AIM OF THE EXERCISE
Tally every line of the entries that contains the string "singh", then reply with only that number.

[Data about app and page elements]
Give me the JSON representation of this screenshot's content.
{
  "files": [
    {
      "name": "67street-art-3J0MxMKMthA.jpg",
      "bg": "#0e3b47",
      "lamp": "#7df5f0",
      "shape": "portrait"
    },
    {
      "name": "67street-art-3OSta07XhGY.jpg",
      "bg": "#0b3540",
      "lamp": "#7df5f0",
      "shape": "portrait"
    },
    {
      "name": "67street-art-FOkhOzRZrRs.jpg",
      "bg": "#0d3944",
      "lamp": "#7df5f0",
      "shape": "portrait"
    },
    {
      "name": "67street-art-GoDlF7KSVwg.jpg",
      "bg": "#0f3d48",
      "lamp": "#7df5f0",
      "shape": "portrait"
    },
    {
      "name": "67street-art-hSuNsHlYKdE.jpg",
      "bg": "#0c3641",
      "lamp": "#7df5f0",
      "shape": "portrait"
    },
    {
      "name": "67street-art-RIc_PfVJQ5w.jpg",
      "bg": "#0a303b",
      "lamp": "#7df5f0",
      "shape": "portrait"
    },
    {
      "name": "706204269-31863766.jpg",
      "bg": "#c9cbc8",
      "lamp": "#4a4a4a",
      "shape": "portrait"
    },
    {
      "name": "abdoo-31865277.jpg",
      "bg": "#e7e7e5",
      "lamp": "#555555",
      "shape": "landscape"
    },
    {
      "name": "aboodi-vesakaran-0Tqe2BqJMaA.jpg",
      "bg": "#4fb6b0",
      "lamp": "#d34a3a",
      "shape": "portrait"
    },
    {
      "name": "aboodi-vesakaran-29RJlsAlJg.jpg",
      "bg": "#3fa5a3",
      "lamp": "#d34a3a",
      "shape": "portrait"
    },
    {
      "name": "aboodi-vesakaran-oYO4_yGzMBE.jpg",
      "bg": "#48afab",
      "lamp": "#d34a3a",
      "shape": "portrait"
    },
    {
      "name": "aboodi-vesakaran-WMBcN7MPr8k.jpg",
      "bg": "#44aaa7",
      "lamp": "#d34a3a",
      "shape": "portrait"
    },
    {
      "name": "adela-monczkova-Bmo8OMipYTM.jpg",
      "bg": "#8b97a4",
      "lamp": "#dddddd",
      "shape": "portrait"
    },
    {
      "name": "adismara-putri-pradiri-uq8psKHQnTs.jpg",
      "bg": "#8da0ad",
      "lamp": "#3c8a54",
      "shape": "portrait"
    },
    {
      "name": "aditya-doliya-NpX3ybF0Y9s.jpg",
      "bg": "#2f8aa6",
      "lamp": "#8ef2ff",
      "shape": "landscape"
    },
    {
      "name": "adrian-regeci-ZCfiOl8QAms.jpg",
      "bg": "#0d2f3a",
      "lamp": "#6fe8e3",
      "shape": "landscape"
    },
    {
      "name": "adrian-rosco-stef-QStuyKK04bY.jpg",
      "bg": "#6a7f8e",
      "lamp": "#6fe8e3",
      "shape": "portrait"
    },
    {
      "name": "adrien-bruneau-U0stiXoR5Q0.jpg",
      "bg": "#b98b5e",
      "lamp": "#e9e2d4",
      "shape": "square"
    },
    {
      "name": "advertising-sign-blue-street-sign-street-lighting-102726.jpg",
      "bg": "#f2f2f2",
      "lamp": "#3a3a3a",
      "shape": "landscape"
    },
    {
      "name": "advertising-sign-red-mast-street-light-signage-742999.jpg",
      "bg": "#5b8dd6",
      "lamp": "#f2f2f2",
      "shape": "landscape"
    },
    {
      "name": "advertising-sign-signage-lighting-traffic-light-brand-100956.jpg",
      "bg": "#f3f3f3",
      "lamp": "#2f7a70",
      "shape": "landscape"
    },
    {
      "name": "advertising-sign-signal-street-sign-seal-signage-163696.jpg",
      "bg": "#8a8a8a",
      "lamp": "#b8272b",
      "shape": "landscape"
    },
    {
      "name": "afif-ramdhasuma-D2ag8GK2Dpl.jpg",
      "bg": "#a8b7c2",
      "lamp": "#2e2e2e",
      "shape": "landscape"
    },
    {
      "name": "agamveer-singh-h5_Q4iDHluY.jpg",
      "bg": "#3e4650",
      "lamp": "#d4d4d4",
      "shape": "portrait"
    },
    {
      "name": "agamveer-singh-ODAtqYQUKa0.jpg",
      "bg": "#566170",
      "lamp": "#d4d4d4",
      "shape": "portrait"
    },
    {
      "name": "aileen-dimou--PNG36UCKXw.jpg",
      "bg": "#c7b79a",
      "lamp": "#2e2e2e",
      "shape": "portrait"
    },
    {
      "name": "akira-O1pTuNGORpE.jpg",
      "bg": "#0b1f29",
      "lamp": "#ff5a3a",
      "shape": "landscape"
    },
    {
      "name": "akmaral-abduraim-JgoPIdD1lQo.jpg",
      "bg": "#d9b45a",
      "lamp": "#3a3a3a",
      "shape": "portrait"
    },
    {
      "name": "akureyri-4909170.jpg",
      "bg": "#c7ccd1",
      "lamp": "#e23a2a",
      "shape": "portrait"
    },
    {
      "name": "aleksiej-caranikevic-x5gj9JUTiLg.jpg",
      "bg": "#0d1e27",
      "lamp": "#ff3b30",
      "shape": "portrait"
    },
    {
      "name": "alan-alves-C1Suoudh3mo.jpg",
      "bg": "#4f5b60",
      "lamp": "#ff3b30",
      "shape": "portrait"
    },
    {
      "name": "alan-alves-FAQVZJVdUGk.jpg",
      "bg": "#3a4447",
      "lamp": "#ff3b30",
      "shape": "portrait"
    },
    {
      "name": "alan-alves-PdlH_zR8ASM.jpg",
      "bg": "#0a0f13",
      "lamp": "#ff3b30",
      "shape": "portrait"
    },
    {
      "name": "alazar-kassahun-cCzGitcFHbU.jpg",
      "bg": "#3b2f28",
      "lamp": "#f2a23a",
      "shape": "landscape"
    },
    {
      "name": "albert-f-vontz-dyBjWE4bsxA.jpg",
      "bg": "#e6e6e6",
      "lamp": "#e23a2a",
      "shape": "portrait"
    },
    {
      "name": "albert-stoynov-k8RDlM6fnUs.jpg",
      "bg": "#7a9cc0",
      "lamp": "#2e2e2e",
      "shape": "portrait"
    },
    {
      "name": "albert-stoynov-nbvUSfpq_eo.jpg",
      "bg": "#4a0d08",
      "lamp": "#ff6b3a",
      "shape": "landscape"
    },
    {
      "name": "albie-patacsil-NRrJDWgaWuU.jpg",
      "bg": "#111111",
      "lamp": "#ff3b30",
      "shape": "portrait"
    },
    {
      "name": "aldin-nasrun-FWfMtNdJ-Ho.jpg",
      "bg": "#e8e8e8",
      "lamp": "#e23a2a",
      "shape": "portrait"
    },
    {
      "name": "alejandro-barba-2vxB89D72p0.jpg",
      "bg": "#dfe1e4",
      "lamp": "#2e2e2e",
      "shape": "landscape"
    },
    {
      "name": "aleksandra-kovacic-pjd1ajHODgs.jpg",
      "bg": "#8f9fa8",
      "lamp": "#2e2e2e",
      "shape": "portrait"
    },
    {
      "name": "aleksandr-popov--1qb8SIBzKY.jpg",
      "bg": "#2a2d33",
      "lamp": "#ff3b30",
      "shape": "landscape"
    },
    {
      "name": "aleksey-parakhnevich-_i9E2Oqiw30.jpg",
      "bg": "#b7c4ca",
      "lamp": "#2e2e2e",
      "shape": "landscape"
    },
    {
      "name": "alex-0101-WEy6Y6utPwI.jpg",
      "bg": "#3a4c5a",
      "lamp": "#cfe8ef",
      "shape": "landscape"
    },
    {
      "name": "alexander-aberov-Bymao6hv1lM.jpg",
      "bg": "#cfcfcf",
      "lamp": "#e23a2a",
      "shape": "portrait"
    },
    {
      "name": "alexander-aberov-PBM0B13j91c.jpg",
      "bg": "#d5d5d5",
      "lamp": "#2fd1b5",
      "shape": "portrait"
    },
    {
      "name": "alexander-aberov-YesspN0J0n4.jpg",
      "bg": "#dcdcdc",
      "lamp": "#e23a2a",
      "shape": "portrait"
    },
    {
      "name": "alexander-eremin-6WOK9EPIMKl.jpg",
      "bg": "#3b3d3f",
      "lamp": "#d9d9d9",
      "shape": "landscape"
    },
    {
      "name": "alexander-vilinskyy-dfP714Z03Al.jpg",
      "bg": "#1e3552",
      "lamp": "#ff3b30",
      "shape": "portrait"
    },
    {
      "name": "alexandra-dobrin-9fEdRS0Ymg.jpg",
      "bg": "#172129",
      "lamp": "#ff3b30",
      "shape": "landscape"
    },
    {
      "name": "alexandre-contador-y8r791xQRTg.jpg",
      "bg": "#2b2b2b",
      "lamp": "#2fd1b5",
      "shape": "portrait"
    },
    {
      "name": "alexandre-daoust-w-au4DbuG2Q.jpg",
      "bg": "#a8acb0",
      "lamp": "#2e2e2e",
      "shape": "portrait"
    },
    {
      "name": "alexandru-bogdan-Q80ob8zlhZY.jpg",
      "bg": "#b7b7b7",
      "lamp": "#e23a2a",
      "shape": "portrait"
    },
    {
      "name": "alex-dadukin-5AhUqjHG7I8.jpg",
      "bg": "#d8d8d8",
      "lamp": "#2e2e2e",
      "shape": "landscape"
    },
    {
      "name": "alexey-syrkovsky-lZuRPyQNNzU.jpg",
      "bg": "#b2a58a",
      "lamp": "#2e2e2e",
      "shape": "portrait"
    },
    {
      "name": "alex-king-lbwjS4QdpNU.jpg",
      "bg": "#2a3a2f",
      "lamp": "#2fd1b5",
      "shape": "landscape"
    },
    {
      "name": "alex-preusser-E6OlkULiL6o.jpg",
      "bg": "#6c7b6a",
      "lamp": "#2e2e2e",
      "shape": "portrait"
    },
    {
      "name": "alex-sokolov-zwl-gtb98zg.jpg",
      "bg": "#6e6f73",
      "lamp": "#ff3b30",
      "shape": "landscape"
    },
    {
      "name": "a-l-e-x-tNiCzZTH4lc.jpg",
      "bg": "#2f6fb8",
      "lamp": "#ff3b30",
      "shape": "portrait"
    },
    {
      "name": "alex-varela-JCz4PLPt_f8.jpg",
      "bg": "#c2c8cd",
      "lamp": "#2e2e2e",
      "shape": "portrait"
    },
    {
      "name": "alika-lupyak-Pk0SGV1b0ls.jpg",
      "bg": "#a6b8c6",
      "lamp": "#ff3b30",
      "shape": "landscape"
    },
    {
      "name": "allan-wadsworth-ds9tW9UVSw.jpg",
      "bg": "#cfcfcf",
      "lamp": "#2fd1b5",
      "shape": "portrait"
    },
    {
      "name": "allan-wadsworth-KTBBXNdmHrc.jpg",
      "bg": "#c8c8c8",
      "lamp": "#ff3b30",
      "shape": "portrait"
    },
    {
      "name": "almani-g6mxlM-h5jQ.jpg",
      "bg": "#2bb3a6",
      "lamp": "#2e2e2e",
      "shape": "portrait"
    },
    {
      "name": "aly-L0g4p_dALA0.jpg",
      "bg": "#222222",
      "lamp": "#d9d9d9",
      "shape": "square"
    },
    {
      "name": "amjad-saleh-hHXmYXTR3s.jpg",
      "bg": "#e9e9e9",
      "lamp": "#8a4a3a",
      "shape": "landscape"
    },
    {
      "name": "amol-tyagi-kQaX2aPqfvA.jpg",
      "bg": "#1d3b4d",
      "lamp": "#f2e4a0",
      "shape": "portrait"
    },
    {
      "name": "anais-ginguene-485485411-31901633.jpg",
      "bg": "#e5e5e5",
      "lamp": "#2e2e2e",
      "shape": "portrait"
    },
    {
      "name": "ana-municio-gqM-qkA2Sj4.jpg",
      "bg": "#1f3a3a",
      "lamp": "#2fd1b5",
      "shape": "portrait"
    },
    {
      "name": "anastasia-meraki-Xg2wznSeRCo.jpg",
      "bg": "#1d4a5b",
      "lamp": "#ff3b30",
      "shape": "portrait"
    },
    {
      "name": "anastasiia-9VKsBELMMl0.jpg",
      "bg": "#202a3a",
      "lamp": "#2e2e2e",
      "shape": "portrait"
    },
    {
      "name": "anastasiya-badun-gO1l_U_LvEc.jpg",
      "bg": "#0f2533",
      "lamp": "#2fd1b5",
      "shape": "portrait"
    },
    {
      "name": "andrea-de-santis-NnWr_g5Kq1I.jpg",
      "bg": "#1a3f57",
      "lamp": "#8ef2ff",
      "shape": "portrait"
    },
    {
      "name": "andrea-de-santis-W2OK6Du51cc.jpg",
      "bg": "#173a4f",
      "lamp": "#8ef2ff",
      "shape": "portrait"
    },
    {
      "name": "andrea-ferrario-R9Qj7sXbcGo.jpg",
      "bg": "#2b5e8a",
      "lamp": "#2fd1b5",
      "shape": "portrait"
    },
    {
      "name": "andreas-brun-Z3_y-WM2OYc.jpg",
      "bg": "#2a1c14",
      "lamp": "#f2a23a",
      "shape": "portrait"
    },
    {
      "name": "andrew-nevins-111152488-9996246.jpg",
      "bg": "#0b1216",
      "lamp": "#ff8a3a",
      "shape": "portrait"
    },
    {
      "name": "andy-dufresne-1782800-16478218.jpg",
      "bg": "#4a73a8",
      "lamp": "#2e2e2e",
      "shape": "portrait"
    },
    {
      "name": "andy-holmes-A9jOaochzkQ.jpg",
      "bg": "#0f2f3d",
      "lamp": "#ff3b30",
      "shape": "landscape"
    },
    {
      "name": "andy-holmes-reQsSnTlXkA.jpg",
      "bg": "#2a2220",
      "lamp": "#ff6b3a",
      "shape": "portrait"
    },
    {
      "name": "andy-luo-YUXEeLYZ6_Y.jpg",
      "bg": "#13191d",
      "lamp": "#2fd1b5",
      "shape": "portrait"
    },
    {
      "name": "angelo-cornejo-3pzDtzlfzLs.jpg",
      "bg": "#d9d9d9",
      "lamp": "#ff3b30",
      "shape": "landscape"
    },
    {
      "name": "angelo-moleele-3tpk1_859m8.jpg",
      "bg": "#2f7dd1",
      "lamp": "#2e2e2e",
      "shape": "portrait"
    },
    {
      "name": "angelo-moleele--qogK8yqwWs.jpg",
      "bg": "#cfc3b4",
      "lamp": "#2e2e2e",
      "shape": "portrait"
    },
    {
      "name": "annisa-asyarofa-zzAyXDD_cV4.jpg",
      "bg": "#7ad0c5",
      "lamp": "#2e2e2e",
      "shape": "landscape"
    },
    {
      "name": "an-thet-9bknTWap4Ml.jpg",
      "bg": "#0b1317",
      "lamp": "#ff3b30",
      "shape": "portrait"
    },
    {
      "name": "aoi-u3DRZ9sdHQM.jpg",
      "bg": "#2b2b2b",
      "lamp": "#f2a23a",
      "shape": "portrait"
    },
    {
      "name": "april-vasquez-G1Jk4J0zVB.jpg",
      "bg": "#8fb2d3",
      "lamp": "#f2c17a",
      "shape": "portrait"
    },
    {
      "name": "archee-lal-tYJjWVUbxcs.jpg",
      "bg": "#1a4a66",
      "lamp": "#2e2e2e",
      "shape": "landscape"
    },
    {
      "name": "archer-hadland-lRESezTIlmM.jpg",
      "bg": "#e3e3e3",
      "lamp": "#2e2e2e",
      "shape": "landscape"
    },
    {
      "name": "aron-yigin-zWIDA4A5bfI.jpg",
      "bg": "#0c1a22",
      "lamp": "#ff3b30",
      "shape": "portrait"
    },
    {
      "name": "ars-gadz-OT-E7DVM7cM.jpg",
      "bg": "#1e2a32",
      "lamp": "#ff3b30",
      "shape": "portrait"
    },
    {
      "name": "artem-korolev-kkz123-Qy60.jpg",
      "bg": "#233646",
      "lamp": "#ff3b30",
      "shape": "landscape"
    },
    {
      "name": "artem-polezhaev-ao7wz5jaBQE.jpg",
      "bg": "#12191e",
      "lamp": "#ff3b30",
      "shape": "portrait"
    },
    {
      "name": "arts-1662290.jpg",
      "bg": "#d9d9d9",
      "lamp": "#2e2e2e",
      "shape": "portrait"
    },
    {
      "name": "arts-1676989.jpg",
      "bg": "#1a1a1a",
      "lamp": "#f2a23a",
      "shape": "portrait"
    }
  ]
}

ANSWER TO THIS TASK
2